In his immortal argument, the author asserts, “The period of nationhood is much shorter than the history of colonial experience”. Despite this, the author still believes that the kind of public administration that exists in the country is truly Filipino, citing the concept of political padrinos and the one-man leadership in political parties. Furthermore, he talks about the Civil Service Commission and the defects inherent in this constitutional commission. He argues that problems related to public administration remains pervasive as our political culture has failed to regard civil service as the “foundation of government”. He even compares the civil service to the Pasig River, which, as we all know, is biologically dead. In the end, the author implies the need to improve the public administration in the country as it is the only way to attain development for the people. According to Corpuz, the only good thing is the fact that the entirety of the people’s lives is not yet covered by the scope of government, which means that we can still pursue our personal interests privately. He ends his article with a goal, “to have a public administration that is an image of higher ideals and values”.

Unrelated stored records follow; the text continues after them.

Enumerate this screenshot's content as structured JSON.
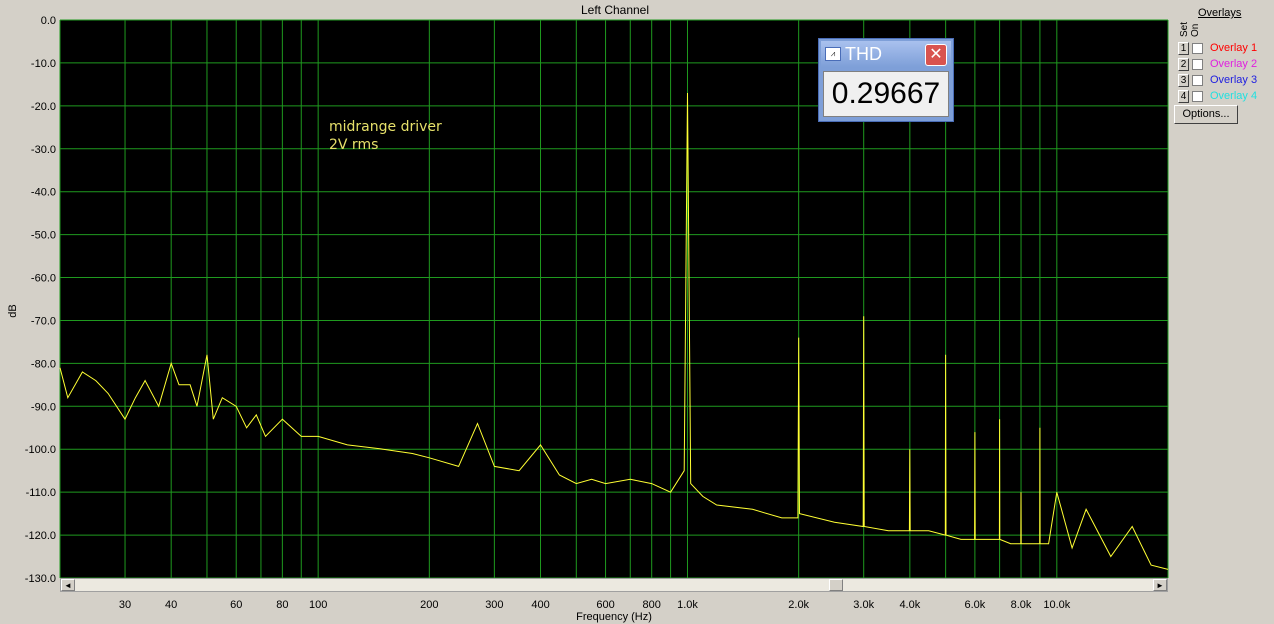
{
  "window": {
    "title": "Left Channel"
  },
  "chart_data": {
    "type": "line",
    "title": "Left Channel",
    "xlabel": "Frequency (Hz)",
    "ylabel": "dB",
    "xscale": "log",
    "xlim": [
      20,
      20000
    ],
    "ylim": [
      -130,
      0
    ],
    "grid": true,
    "background": "#000000",
    "grid_color": "#1f9a1f",
    "line_color": "#ffff33",
    "y_ticks": [
      "0.0",
      "-10.0",
      "-20.0",
      "-30.0",
      "-40.0",
      "-50.0",
      "-60.0",
      "-70.0",
      "-80.0",
      "-90.0",
      "-100.0",
      "-110.0",
      "-120.0",
      "-130.0"
    ],
    "x_ticks": [
      {
        "value": 30,
        "label": "30"
      },
      {
        "value": 40,
        "label": "40"
      },
      {
        "value": 60,
        "label": "60"
      },
      {
        "value": 80,
        "label": "80"
      },
      {
        "value": 100,
        "label": "100"
      },
      {
        "value": 200,
        "label": "200"
      },
      {
        "value": 300,
        "label": "300"
      },
      {
        "value": 400,
        "label": "400"
      },
      {
        "value": 600,
        "label": "600"
      },
      {
        "value": 800,
        "label": "800"
      },
      {
        "value": 1000,
        "label": "1.0k"
      },
      {
        "value": 2000,
        "label": "2.0k"
      },
      {
        "value": 3000,
        "label": "3.0k"
      },
      {
        "value": 4000,
        "label": "4.0k"
      },
      {
        "value": 6000,
        "label": "6.0k"
      },
      {
        "value": 8000,
        "label": "8.0k"
      },
      {
        "value": 10000,
        "label": "10.0k"
      }
    ],
    "annotations": [
      "midrange driver",
      "2V rms"
    ],
    "series": [
      {
        "points": [
          [
            20,
            -81
          ],
          [
            21,
            -88
          ],
          [
            23,
            -82
          ],
          [
            25,
            -84
          ],
          [
            27,
            -87
          ],
          [
            30,
            -93
          ],
          [
            32,
            -88
          ],
          [
            34,
            -84
          ],
          [
            37,
            -90
          ],
          [
            40,
            -80
          ],
          [
            42,
            -85
          ],
          [
            45,
            -85
          ],
          [
            47,
            -90
          ],
          [
            50,
            -78
          ],
          [
            52,
            -93
          ],
          [
            55,
            -88
          ],
          [
            60,
            -90
          ],
          [
            64,
            -95
          ],
          [
            68,
            -92
          ],
          [
            72,
            -97
          ],
          [
            80,
            -93
          ],
          [
            90,
            -97
          ],
          [
            100,
            -97
          ],
          [
            120,
            -99
          ],
          [
            150,
            -100
          ],
          [
            180,
            -101
          ],
          [
            200,
            -102
          ],
          [
            240,
            -104
          ],
          [
            270,
            -94
          ],
          [
            300,
            -104
          ],
          [
            350,
            -105
          ],
          [
            400,
            -99
          ],
          [
            450,
            -106
          ],
          [
            500,
            -108
          ],
          [
            550,
            -107
          ],
          [
            600,
            -108
          ],
          [
            700,
            -107
          ],
          [
            800,
            -108
          ],
          [
            900,
            -110
          ],
          [
            980,
            -105
          ],
          [
            1000,
            -17
          ],
          [
            1020,
            -108
          ],
          [
            1100,
            -111
          ],
          [
            1200,
            -113
          ],
          [
            1500,
            -114
          ],
          [
            1800,
            -116
          ],
          [
            1990,
            -116
          ],
          [
            2000,
            -74
          ],
          [
            2010,
            -115
          ],
          [
            2500,
            -117
          ],
          [
            2990,
            -118
          ],
          [
            3000,
            -69
          ],
          [
            3010,
            -118
          ],
          [
            3500,
            -119
          ],
          [
            3990,
            -119
          ],
          [
            4000,
            -100
          ],
          [
            4010,
            -119
          ],
          [
            4500,
            -119
          ],
          [
            4990,
            -120
          ],
          [
            5000,
            -78
          ],
          [
            5010,
            -120
          ],
          [
            5500,
            -121
          ],
          [
            5990,
            -121
          ],
          [
            6000,
            -96
          ],
          [
            6010,
            -121
          ],
          [
            6500,
            -121
          ],
          [
            6990,
            -121
          ],
          [
            7000,
            -93
          ],
          [
            7010,
            -121
          ],
          [
            7500,
            -122
          ],
          [
            7990,
            -122
          ],
          [
            8000,
            -110
          ],
          [
            8010,
            -122
          ],
          [
            8990,
            -122
          ],
          [
            9000,
            -95
          ],
          [
            9010,
            -122
          ],
          [
            9500,
            -122
          ],
          [
            10000,
            -110
          ],
          [
            11000,
            -123
          ],
          [
            12000,
            -114
          ],
          [
            14000,
            -125
          ],
          [
            16000,
            -118
          ],
          [
            18000,
            -127
          ],
          [
            20000,
            -128
          ]
        ]
      }
    ]
  },
  "thd": {
    "title": "THD",
    "value": "0.29667 %",
    "close_label": "✕",
    "icon": "graph-icon"
  },
  "overlays": {
    "title": "Overlays",
    "set_label": "Set",
    "on_label": "On",
    "items": [
      {
        "num": "1",
        "label": "Overlay 1",
        "color": "#ff0000"
      },
      {
        "num": "2",
        "label": "Overlay 2",
        "color": "#e020e0"
      },
      {
        "num": "3",
        "label": "Overlay 3",
        "color": "#2020e0"
      },
      {
        "num": "4",
        "label": "Overlay 4",
        "color": "#20e0e0"
      }
    ],
    "options_label": "Options..."
  },
  "scrollbar": {
    "left_arrow": "◄",
    "right_arrow": "►"
  },
  "toolbar": {
    "icon": "sine-wave-icon"
  }
}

Overall, it can be said that this article has contributed a lot to the present state of Philippine Public Administration as it provides a clear background of the major institutions that continue to influence this field. According to Brillantes and Fernandez (2008), this is one of the two essays used in the introductory course in Public Administration both at the graduate and undergraduate level; the other essay is that of Dr. Raul De Guzman. This alone proves the fact that indeed, this article serves as a major reference of almost all researches or studies in the field of Public Administration at present, which is why Dr. Corpuz is considered an eminent scholar of the said field.

Although the author has properly substantiated his claim regarding the existence of a Philippine Public Administration, it can’t be denied that he has not clearly answered all the major questions raised at the beginning of his essay. As I have said earlier, the article seems to be discursive because it deals with a lot of things that are not relevant to the main thesis. I have also observed the lack of a smooth transition between paragraphs in the article. It appears as if every sub-heading was not connected to each other as they were discussed independently. Even in the article’s concluding statements, the scope of government, which the author ought to define, remains unclear, although the question regarding the scope of private life was partly addressed. What readers are sure about is the fact that the public administration that exists in the country is indeed Filipino.

To improve this article, it would be better if answers to the questions raised in the introductory part were explicitly given, not implied. Also, I think that the use of figurative language (I refer to the choice of words) is counterproductive insofar as comprehensibility is concerned. In other words, I think there is a need to simplify the article in order to easily put its message across various readers. It would also be better if the author defined the scope of every institution as basis for the scope of the entire government, which remains poorly defined, so to speak.